Pompeii is gruesome.  There, in the terrible shadow of Mount Vesuvius, thousands of imperial Roman townspeople asphyxiated under a ten-foot blanket of volcanic ash.  Two millennia later, archaeologists are still reconstructing the city and refining what we know about the cataclysm. We know Pompeii residents tried to escape and were unsuccessful.  Centuries-old impressions of bodies trapped in agony under the rock layer testify to that.  In the nineteenth century, an excavator named Giuseppi Fiorelli injected plaster into those indentations, bringing the long-suffocated back to life as ghostly, twisted statues.

A few of those plaster castings now haunt the Liberty Science Center (222 Jersey City Blvd.), and will continue there until May 14.  They rest on a large dais just before the exit gallery of “Pompeii: The Immortal City,” the science museum’s most recent premium exhibition. (That means you’ll need to pay an extra eight bucks on top of LSC’s usual admission fee.) These three-dimensional chalk drawings from long, long ago are gently illuminated by video screens tricked out to suggest the fall of ash.  In another three hundred and sixty degree projection gallery, the show with a simulated volcanic blast and a black billow of tephra. 

“Pompeii: The Immortal City” has made the rounds. Since its conceptualization a few years ago, the show has played in science centers from Brussels, Belgium to Orlando, Florida. Organizations that have had a hand in its run include Tempora and EDG — touring project generators who throw red meat to field-tripping schoolkids in exhibits with titles like “The Lost World of Dragons” and “Expedition Dinosaur.” It’s easy to see how a show centered on a horrific volcanic explosion might fit in with that. 

But the true curator of this show is Giovanni Di Pasquale, the science director of the Museo Galileo in Florence, a place where neither dragons nor Minions are on display.  You’d expect a showrunner like that to opt for substance over sensation, and indeed, it’s in the small archaeological details where “Pompeii: The Immortal City” excels. Though this show is framed by detonations and crowned by a gang of grim statues, it’s not really made for ten-year-olds hungry for mummies and magma blasts.  Instead, it’s for people with the patience to square up to small items unearthed from the volcanic rock: an amphora, a bent compass, a fishhook, an implement for harvesting grapes, an oil dispenser in the shape of a tiny foot.

Before they were humbled by Vesuvius, the citizens of Pompeii had handsome homes, diversified architecture, clever means of measurement, and a sophisticated water system.

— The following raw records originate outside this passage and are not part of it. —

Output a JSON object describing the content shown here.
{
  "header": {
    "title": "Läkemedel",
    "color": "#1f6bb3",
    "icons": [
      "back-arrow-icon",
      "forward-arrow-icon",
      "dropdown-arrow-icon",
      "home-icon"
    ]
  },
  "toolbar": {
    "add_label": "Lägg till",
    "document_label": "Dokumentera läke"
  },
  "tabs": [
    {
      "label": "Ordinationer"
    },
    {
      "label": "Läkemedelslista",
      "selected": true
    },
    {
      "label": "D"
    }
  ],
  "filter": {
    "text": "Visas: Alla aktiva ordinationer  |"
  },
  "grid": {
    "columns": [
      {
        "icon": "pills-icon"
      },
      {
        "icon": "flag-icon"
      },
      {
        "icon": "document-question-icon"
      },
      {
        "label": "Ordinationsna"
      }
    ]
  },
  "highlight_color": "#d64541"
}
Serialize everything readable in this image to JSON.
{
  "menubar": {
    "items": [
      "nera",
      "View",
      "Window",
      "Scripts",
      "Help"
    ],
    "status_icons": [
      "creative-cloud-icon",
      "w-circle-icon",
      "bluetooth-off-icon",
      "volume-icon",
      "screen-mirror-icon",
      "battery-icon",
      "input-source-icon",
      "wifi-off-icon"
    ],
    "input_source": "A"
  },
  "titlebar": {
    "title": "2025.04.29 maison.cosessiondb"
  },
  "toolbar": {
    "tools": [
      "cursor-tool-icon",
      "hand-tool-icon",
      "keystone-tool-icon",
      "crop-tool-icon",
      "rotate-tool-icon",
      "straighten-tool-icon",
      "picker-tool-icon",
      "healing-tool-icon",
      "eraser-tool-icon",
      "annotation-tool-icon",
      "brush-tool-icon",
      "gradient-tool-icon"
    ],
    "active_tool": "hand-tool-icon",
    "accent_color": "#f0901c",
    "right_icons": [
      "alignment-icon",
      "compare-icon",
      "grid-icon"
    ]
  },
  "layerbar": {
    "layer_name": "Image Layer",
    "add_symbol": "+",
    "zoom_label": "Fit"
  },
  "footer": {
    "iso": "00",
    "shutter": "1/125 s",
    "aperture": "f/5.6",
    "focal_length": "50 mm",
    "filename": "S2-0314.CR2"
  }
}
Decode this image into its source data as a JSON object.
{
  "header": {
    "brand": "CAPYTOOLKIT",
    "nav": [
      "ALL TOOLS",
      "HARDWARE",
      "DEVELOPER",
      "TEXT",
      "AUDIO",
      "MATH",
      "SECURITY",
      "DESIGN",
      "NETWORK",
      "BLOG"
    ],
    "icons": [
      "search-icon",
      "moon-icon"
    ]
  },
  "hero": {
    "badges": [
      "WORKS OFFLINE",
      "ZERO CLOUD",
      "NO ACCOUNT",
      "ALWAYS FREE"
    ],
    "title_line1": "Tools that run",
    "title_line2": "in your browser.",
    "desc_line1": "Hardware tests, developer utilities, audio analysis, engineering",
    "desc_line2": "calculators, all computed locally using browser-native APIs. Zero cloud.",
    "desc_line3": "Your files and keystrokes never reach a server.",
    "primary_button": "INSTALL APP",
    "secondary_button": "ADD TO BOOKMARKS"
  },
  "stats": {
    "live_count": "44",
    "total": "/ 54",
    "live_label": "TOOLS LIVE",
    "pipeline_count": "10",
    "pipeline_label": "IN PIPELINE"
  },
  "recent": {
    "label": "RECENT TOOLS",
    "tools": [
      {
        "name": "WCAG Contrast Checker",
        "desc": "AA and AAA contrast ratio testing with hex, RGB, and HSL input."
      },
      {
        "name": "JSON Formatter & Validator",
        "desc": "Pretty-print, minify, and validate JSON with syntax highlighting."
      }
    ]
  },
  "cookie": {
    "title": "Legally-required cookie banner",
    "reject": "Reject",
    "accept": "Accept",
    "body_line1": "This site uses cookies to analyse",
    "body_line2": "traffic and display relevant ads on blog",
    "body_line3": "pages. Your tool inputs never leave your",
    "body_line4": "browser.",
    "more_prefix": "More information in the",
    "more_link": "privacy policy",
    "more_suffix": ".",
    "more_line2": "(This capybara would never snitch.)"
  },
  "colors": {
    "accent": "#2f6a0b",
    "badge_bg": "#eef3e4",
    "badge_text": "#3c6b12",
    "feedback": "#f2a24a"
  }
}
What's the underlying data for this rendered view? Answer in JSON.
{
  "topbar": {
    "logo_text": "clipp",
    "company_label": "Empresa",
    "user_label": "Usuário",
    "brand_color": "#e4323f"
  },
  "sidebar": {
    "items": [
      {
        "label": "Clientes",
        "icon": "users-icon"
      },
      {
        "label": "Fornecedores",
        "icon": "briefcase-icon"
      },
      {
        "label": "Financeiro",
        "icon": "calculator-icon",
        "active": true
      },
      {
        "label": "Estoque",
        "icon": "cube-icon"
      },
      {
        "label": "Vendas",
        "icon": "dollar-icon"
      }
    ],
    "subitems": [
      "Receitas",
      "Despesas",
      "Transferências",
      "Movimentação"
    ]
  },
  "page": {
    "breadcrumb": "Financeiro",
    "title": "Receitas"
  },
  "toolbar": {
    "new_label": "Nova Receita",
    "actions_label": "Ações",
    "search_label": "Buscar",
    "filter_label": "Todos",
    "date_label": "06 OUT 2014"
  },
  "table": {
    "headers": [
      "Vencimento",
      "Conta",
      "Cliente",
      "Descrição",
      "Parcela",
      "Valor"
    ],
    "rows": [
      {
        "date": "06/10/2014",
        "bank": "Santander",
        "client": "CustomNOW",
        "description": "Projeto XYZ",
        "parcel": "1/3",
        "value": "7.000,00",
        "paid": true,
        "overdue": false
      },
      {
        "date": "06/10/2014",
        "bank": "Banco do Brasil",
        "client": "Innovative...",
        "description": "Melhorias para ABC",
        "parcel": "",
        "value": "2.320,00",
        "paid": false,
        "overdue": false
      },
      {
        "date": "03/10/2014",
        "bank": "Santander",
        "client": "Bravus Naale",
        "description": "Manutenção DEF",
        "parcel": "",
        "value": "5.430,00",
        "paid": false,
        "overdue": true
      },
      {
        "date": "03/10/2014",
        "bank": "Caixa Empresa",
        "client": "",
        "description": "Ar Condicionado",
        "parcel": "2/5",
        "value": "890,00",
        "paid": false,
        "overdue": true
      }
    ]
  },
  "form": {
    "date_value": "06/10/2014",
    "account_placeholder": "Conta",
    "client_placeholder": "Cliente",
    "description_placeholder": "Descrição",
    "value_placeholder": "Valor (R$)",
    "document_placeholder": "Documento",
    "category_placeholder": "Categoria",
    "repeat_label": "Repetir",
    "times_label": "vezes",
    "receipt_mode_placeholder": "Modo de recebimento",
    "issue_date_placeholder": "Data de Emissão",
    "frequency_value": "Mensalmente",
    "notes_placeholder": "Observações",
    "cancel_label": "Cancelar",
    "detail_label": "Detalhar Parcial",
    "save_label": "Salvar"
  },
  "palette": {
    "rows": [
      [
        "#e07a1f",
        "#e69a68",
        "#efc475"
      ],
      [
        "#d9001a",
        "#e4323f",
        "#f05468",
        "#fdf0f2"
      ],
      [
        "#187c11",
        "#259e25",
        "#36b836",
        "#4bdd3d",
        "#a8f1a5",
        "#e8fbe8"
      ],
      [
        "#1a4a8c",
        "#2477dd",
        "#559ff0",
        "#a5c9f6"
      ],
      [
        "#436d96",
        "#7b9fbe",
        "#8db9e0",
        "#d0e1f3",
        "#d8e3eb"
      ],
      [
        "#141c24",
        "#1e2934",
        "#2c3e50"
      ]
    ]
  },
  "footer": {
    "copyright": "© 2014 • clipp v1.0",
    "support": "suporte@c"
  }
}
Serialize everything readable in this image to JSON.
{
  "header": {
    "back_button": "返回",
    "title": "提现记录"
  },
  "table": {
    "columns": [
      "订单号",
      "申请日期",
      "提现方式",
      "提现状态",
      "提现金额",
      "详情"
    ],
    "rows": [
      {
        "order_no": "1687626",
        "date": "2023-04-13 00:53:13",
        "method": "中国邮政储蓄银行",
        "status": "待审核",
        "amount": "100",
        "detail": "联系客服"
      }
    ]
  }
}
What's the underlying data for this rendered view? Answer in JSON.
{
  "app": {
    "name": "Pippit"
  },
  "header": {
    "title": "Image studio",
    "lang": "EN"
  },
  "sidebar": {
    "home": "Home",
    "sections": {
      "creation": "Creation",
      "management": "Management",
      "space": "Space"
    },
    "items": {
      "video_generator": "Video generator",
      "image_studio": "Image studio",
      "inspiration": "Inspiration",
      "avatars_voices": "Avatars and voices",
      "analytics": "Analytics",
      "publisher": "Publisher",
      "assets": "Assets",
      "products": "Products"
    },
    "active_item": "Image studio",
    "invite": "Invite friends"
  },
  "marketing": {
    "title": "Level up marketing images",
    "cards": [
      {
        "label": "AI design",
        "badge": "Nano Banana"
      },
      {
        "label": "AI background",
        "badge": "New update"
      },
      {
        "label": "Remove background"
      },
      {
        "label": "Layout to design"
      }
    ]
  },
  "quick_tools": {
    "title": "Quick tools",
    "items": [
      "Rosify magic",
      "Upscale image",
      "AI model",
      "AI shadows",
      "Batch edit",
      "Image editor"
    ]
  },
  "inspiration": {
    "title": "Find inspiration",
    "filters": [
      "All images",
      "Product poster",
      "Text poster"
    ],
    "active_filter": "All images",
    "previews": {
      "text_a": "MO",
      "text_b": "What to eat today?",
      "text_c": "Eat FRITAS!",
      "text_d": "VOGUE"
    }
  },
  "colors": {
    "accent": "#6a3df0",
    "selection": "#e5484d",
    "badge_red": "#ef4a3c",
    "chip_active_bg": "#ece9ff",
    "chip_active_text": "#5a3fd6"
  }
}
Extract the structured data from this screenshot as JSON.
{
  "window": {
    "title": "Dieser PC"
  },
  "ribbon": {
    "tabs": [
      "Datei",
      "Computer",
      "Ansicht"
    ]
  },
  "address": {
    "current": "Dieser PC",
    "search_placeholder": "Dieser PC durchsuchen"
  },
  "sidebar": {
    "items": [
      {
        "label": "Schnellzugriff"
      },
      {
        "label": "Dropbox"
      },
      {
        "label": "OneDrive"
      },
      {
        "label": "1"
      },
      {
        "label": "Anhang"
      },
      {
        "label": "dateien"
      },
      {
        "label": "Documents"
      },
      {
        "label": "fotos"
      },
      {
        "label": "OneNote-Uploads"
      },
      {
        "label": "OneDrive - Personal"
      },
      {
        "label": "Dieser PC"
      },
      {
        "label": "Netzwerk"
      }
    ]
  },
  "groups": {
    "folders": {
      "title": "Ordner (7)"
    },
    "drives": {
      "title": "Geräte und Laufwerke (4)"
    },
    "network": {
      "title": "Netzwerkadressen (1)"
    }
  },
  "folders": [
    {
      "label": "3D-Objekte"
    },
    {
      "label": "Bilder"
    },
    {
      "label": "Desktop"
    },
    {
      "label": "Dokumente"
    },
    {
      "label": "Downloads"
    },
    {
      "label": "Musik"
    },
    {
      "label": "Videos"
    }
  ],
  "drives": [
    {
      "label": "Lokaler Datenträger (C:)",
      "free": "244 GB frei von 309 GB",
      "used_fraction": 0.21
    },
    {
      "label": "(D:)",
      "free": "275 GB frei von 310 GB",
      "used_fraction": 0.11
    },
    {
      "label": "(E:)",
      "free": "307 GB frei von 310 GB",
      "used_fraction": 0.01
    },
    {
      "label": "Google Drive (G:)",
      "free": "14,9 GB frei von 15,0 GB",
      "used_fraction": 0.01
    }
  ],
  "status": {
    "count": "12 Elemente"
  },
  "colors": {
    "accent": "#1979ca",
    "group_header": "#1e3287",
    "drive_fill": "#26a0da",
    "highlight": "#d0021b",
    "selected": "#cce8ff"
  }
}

These artifacts contradict the popular impression of Pompeiians as victims.  Instead, they’re evidence of Pompeii the functional — a technologically advanced society where the quality of life wasn’t half bad. Before they were humbled by Vesuvius, the citizens of Pompeii had handsome homes, diversified architecture, clever means of measurement, and a sophisticated water system. Some of the most fascinating pieces in this show are fragments of ancient plumbing.   

All of that was overwhelmed by the angry earth, and the empire’s fragility and the impermanence of human endeavor accounts, in part, for our continued fascination with Pompeii.  In our own turbulent time, we do love a roaring apocalypse. For Pompeiians in 79 A.D., the world really did come to an end in the most sudden, spectacular manner imaginable. Fire from the sky interrupted the family dinner: a bread, cut humbly into eight segments and charred coal black, is one of the ossified items recovered from the layer of stone. Artworks, too, have been dusted off and hung, including little statues, decorations, and paintings on plaster. Nearly all of these are aesthetically bad, but some of them are fascinating, like the pair of rough-rendered images of cupids overseeing the grape harvest. 

At most natural history museums, these pictures and paintings would be locked inside thick vitrines. In “Pompeii: The Immortal City,” they’re far more accessible; some aren’t inside cases at all.  Perhaps Di Pasquale and Liberty Science Center believes that if they can withstand a volcanic eruption and the depredations of the ages, they’re not going to fall to the grabbing hands of a second-grade class. This is a gamble, but it pays off: it reinforces how commonplace the items and paintings are, and it produces a feeling of immersion that the volcano and falling ash movies in the round can’t begin to approach. It’s the best reminder that Pompeii used to be something way better than immortal. It used to be alive. 


Tris McCall has written about art, architecture, performance, politics, and public culture for many publications, including the Newark Star-Ledger, the Bergen Record, Jersey Beat, the Jersey City Reporter,...